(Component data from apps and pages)
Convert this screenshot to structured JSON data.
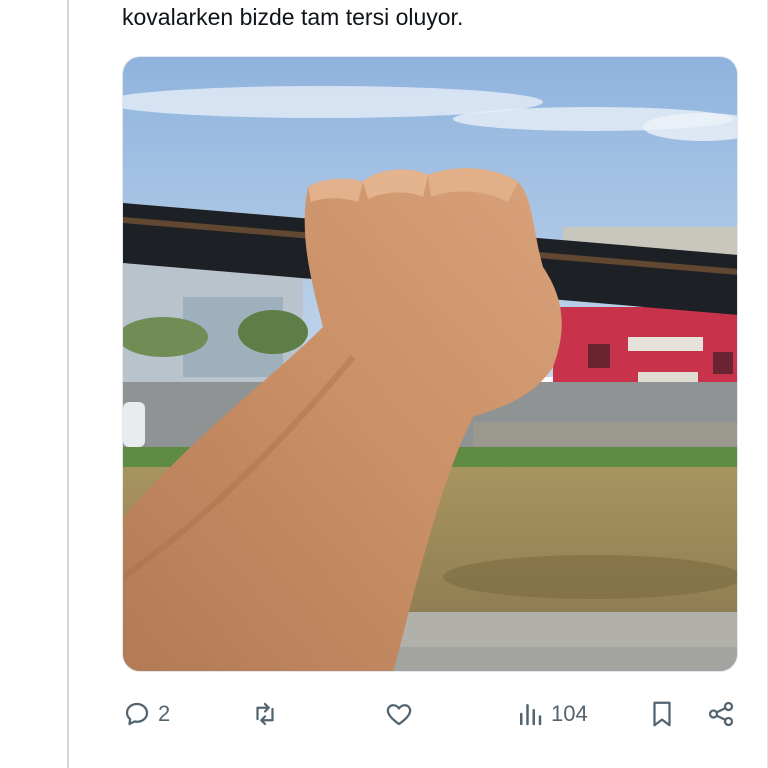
{
  "tweet": {
    "text": "kovalarken bizde tam tersi oluyor."
  },
  "media": {
    "alt": ""
  },
  "actions": {
    "reply": {
      "icon": "reply-icon",
      "count": "2"
    },
    "retweet": {
      "icon": "retweet-icon",
      "count": ""
    },
    "like": {
      "icon": "heart-icon",
      "count": ""
    },
    "views": {
      "icon": "views-icon",
      "count": "104"
    },
    "bookmark": {
      "icon": "bookmark-icon"
    },
    "share": {
      "icon": "share-icon"
    }
  },
  "colors": {
    "text": "#0f1419",
    "muted": "#536471",
    "rule": "#cfd9de"
  }
}
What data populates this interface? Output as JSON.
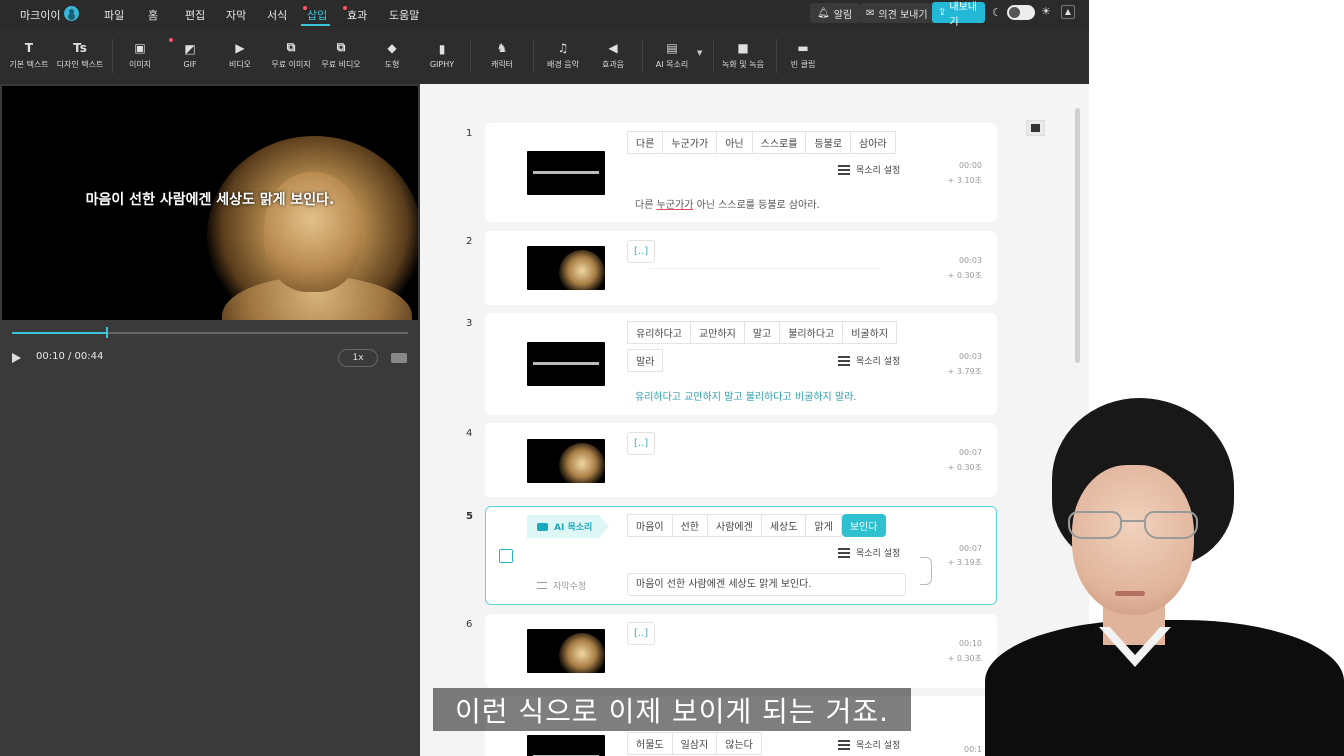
{
  "menubar": {
    "logo": "마크이이",
    "items": [
      {
        "label": "파일",
        "dot": false,
        "active": false
      },
      {
        "label": "홈",
        "dot": false,
        "active": false
      },
      {
        "label": "편집",
        "dot": false,
        "active": false
      },
      {
        "label": "자막",
        "dot": false,
        "active": false
      },
      {
        "label": "서식",
        "dot": false,
        "active": false
      },
      {
        "label": "삽입",
        "dot": true,
        "active": true
      },
      {
        "label": "효과",
        "dot": true,
        "active": false
      },
      {
        "label": "도움말",
        "dot": false,
        "active": false
      }
    ],
    "notify_label": "알림",
    "feedback_label": "의견 보내기",
    "export_label": "내보내기"
  },
  "toolbar": {
    "tools": [
      {
        "label": "기본 텍스트",
        "icon": "T"
      },
      {
        "label": "디자인 텍스트",
        "icon": "Ts"
      },
      {
        "label": "이미지",
        "icon": "▣"
      },
      {
        "label": "GIF",
        "icon": "◩"
      },
      {
        "label": "비디오",
        "icon": "▶"
      },
      {
        "label": "무료 이미지",
        "icon": "⧉"
      },
      {
        "label": "무료 비디오",
        "icon": "⧉"
      },
      {
        "label": "도형",
        "icon": "◆"
      },
      {
        "label": "GIPHY",
        "icon": "▮"
      },
      {
        "label": "캐릭터",
        "icon": "♞"
      },
      {
        "label": "배경 음악",
        "icon": "♫"
      },
      {
        "label": "효과음",
        "icon": "◀"
      },
      {
        "label": "AI 목소리",
        "icon": "▤"
      },
      {
        "label": "녹화 및 녹음",
        "icon": "■"
      },
      {
        "label": "빈 클립",
        "icon": "▬"
      }
    ]
  },
  "player": {
    "caption": "마음이 선한 사람에겐 세상도 맑게 보인다.",
    "progress": 0.24,
    "time": "00:10 / 00:44",
    "speed": "1x"
  },
  "scenes": [
    {
      "num": "1",
      "chips": [
        "다른",
        "누군가가",
        "아닌",
        "스스로를",
        "등불로",
        "삼아라"
      ],
      "voice_label": "목소리 설정",
      "time": "00:00",
      "duration": "+ 3.10초",
      "text_pre": "다른 ",
      "text_err": "누군가가",
      "text_post": " 아닌 스스로를 등불로 삼아라."
    },
    {
      "num": "2",
      "chips": [
        "[..]"
      ],
      "time": "00:03",
      "duration": "+ 0.30초"
    },
    {
      "num": "3",
      "chips": [
        "유리하다고",
        "교만하지",
        "말고",
        "불리하다고",
        "비굴하지"
      ],
      "chips2": [
        "말라"
      ],
      "voice_label": "목소리 설정",
      "time": "00:03",
      "duration": "+ 3.79초",
      "text": "유리하다고 교만하지 말고 불리하다고 비굴하지 말라."
    },
    {
      "num": "4",
      "chips": [
        "[..]"
      ],
      "time": "00:07",
      "duration": "+ 0.30초"
    },
    {
      "num": "5",
      "badge": "AI 목소리",
      "chips": [
        "마음이",
        "선한",
        "사람에겐",
        "세상도",
        "맑게",
        "보인다"
      ],
      "voice_label": "목소리 설정",
      "time": "00:07",
      "duration": "+ 3.19초",
      "caption_edit_label": "자막수정",
      "caption_value": "마음이 선한 사람에겐 세상도 맑게 보인다."
    },
    {
      "num": "6",
      "chips": [
        "[..]"
      ],
      "time": "00:10",
      "duration": "+ 0.30초"
    },
    {
      "num": "7",
      "chips": [
        "허물도",
        "일삼지",
        "않는다"
      ],
      "voice_label": "목소리 설정",
      "time": "00:1"
    }
  ],
  "overlay_subtitle": "이런 식으로 이제 보이게 되는 거죠.",
  "colors": {
    "accent": "#2fc1d0",
    "dark_bar": "#2b2b2b",
    "export": "#23b8d6"
  }
}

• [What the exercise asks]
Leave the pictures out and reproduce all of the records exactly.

• [Worked solution]
Convert this screenshot to structured JSON data.
{
  "tweet": {
    "text": "kovalarken bizde tam tersi oluyor."
  },
  "media": {
    "alt": ""
  },
  "actions": {
    "reply": {
      "icon": "reply-icon",
      "count": "2"
    },
    "retweet": {
      "icon": "retweet-icon",
      "count": ""
    },
    "like": {
      "icon": "heart-icon",
      "count": ""
    },
    "views": {
      "icon": "views-icon",
      "count": "104"
    },
    "bookmark": {
      "icon": "bookmark-icon"
    },
    "share": {
      "icon": "share-icon"
    }
  },
  "colors": {
    "text": "#0f1419",
    "muted": "#536471",
    "rule": "#cfd9de"
  }
}
What data populates this interface? Output as JSON.
{
  "menubar": {
    "logo": "마크이이",
    "items": [
      {
        "label": "파일",
        "dot": false,
        "active": false
      },
      {
        "label": "홈",
        "dot": false,
        "active": false
      },
      {
        "label": "편집",
        "dot": false,
        "active": false
      },
      {
        "label": "자막",
        "dot": false,
        "active": false
      },
      {
        "label": "서식",
        "dot": false,
        "active": false
      },
      {
        "label": "삽입",
        "dot": true,
        "active": true
      },
      {
        "label": "효과",
        "dot": true,
        "active": false
      },
      {
        "label": "도움말",
        "dot": false,
        "active": false
      }
    ],
    "notify_label": "알림",
    "feedback_label": "의견 보내기",
    "export_label": "내보내기"
  },
  "toolbar": {
    "tools": [
      {
        "label": "기본 텍스트",
        "icon": "T"
      },
      {
        "label": "디자인 텍스트",
        "icon": "Ts"
      },
      {
        "label": "이미지",
        "icon": "▣"
      },
      {
        "label": "GIF",
        "icon": "◩"
      },
      {
        "label": "비디오",
        "icon": "▶"
      },
      {
        "label": "무료 이미지",
        "icon": "⧉"
      },
      {
        "label": "무료 비디오",
        "icon": "⧉"
      },
      {
        "label": "도형",
        "icon": "◆"
      },
      {
        "label": "GIPHY",
        "icon": "▮"
      },
      {
        "label": "캐릭터",
        "icon": "♞"
      },
      {
        "label": "배경 음악",
        "icon": "♫"
      },
      {
        "label": "효과음",
        "icon": "◀"
      },
      {
        "label": "AI 목소리",
        "icon": "▤"
      },
      {
        "label": "녹화 및 녹음",
        "icon": "■"
      },
      {
        "label": "빈 클립",
        "icon": "▬"
      }
    ]
  },
  "player": {
    "caption": "마음이 선한 사람에겐 세상도 맑게 보인다.",
    "progress": 0.24,
    "time": "00:10 / 00:44",
    "speed": "1x"
  },
  "scenes": [
    {
      "num": "1",
      "chips": [
        "다른",
        "누군가가",
        "아닌",
        "스스로를",
        "등불로",
        "삼아라"
      ],
      "voice_label": "목소리 설정",
      "time": "00:00",
      "duration": "+ 3.10초",
      "text_pre": "다른 ",
      "text_err": "누군가가",
      "text_post": " 아닌 스스로를 등불로 삼아라."
    },
    {
      "num": "2",
      "chips": [
        "[..]"
      ],
      "time": "00:03",
      "duration": "+ 0.30초"
    },
    {
      "num": "3",
      "chips": [
        "유리하다고",
        "교만하지",
        "말고",
        "불리하다고",
        "비굴하지"
      ],
      "chips2": [
        "말라"
      ],
      "voice_label": "목소리 설정",
      "time": "00:03",
      "duration": "+ 3.79초",
      "text": "유리하다고 교만하지 말고 불리하다고 비굴하지 말라."
    },
    {
      "num": "4",
      "chips": [
        "[..]"
      ],
      "time": "00:07",
      "duration": "+ 0.30초"
    },
    {
      "num": "5",
      "badge": "AI 목소리",
      "chips": [
        "마음이",
        "선한",
        "사람에겐",
        "세상도",
        "맑게",
        "보인다"
      ],
      "voice_label": "목소리 설정",
      "time": "00:07",
      "duration": "+ 3.19초",
      "caption_edit_label": "자막수정",
      "caption_value": "마음이 선한 사람에겐 세상도 맑게 보인다."
    },
    {
      "num": "6",
      "chips": [
        "[..]"
      ],
      "time": "00:10",
      "duration": "+ 0.30초"
    },
    {
      "num": "7",
      "chips": [
        "허물도",
        "일삼지",
        "않는다"
      ],
      "voice_label": "목소리 설정",
      "time": "00:1"
    }
  ],
  "overlay_subtitle": "이런 식으로 이제 보이게 되는 거죠.",
  "colors": {
    "accent": "#2fc1d0",
    "dark_bar": "#2b2b2b",
    "export": "#23b8d6"
  }
}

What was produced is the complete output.